Freshfields was already growing before their website went live. But the site has dramatically enhanced overall growth, and new visitors to the center have increased by 80%. It’s not that the site is somehow magically doing all the work. But it gives site visitors a sense of community and welcome, and introduces them to Club staff and members, showing that they are normal people who have found a game that is fulfilling. It draws people to free trial sessions, youth training, and other activities. Then face-to-face relationships with real people take over.
The Club is now considering buying land on the other side of town near the industrial sector and housing projects, for a second golfing and sports center with a special focus on helping marginalized youth and families. The town council is giving active support to the project. “Our website is now integral to all we do,” says Jon.
This parable is not of course about, or critical of, the noble game of golf. Apologies to golfing friends: there never was, to our knowledge, any such split between national golfing federations, real or imaginary!
Church websites can be outsider-friendly (Col. 4:5). But this must be an intentional strategy, with priority given to outsiders. Your church site (and social media use) are like a shop window to your wider community. Here are two blog posts that highlight the issue:
An inability to see ourselves and our message, as outsiders perceive them, is a major communication fail:
“O wad some Pow’r the giftie gie us / to see ourselves as others see us.” (Robert Burns)
Internet Toolbox for Churches is one of the best places to learn more about outsider-friendly digital church ministry. You can also test the outsider-friendliness of your church website with this free assessment tool.
Check also Yvon Prehn’s resources at Effective Church Communications. These are wider than just digital communication, and include a newsletter, free templates, and many design ideas. Your site can include outsider-friendly topical articles, such as the free-to-use resources by Rusty Wright.
Individual church members also have many opportunities to share their faith online, especially through social media. Churches will benefit from appointing a digital advocate – someone who can resource the rest of the fellowship by explaining these opportunities.
More digital communication resources

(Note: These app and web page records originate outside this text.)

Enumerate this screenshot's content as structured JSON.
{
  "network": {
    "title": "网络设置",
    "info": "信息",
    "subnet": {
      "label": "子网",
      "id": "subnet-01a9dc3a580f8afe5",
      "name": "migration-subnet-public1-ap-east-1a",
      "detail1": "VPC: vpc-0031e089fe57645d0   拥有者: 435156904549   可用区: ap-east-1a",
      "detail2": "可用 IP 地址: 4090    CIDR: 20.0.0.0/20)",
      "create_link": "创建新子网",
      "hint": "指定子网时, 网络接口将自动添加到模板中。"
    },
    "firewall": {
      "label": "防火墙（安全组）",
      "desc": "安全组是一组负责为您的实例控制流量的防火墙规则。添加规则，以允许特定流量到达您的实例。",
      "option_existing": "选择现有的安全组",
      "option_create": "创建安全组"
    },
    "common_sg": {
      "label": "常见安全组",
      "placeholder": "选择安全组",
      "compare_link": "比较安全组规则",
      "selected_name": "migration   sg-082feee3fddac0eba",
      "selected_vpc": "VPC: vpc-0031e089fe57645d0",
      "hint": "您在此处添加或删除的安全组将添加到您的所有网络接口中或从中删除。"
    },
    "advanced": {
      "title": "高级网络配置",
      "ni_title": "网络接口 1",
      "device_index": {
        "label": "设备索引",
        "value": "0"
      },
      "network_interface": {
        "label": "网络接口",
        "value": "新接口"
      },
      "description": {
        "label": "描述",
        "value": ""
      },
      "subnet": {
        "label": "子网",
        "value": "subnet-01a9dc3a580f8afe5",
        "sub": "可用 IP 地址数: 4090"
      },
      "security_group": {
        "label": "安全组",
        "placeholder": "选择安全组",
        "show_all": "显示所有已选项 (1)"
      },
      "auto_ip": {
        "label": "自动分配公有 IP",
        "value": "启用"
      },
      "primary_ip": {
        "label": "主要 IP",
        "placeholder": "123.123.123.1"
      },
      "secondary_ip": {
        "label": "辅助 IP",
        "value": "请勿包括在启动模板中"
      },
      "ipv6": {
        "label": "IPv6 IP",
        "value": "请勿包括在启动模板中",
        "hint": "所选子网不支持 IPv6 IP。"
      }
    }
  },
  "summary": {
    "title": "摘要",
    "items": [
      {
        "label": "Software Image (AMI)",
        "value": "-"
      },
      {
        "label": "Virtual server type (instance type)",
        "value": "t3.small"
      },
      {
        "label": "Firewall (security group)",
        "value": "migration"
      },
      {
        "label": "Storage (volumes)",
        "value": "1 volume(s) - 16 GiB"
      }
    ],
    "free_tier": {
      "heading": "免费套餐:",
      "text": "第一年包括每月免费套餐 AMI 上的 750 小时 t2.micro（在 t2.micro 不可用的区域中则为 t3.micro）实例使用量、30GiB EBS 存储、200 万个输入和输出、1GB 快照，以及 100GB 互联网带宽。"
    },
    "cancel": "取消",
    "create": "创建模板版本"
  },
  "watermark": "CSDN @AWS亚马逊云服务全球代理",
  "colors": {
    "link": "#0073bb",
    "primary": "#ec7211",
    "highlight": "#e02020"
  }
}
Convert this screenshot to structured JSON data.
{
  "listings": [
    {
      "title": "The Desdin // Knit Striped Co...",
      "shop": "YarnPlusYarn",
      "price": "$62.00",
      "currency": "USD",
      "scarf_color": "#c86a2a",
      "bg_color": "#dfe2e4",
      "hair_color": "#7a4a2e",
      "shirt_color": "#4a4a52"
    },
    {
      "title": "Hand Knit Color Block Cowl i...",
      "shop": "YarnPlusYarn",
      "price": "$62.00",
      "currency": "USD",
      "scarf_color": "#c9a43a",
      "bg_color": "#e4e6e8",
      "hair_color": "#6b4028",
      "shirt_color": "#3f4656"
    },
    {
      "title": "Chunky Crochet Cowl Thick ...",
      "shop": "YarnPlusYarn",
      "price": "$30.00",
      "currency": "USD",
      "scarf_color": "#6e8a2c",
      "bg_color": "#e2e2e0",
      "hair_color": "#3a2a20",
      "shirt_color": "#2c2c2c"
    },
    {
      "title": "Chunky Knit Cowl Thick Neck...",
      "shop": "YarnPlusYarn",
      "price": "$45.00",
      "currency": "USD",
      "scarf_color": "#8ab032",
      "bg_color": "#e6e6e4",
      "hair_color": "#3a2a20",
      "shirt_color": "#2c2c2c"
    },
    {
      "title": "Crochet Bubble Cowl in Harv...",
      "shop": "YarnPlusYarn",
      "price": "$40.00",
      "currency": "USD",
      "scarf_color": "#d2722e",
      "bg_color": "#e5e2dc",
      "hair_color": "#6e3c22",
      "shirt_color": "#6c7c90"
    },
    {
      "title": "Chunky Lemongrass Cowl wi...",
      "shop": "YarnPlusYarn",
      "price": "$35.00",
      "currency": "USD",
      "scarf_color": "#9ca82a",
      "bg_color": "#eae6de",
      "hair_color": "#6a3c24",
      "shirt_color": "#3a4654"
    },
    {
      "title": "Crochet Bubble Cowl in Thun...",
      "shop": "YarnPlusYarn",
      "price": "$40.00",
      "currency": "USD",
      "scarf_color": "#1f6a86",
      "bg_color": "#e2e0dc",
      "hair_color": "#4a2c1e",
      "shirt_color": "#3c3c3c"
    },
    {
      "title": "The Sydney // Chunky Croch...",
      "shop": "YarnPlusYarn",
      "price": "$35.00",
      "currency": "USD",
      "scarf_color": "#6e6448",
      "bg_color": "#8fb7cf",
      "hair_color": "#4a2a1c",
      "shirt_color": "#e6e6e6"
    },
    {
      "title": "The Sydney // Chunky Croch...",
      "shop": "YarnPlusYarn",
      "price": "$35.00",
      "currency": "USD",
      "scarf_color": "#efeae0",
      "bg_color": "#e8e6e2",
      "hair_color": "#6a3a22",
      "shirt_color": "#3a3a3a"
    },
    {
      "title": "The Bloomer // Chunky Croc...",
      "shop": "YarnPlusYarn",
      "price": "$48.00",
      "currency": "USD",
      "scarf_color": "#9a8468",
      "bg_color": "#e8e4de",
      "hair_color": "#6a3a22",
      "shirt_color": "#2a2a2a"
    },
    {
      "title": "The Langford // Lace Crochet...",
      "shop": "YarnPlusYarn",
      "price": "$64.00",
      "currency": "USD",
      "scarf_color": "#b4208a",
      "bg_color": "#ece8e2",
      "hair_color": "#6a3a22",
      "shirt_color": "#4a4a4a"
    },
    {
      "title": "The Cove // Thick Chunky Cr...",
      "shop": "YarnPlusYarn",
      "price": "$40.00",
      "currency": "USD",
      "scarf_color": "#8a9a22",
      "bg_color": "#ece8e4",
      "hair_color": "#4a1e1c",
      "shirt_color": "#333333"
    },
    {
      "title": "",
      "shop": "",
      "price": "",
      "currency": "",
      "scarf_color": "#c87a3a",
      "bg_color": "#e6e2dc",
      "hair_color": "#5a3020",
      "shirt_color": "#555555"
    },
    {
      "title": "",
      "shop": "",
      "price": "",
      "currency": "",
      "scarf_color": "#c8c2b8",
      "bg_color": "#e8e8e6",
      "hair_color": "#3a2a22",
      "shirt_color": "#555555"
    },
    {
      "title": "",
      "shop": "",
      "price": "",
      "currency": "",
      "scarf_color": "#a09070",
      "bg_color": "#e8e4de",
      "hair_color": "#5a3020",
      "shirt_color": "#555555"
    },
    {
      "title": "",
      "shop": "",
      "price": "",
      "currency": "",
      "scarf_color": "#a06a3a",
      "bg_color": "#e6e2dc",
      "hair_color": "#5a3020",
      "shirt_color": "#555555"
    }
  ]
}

Do check a title you may not have come across: Made to Stick by Chip and Dan Heath. This is a hugely significant book about effective communication: how to make a message ‘sticky’ (i.e. understood and remembered). Whether you are an evangelist, preacher, Sunday school teacher, house group leader, mission advocate, administrator, creative, lecturer, parent, or just a member of the human race, you need people to understand and remember what you are trying to say to them! This book will do for you exactly what it says on the cover. Taster extracts are available online.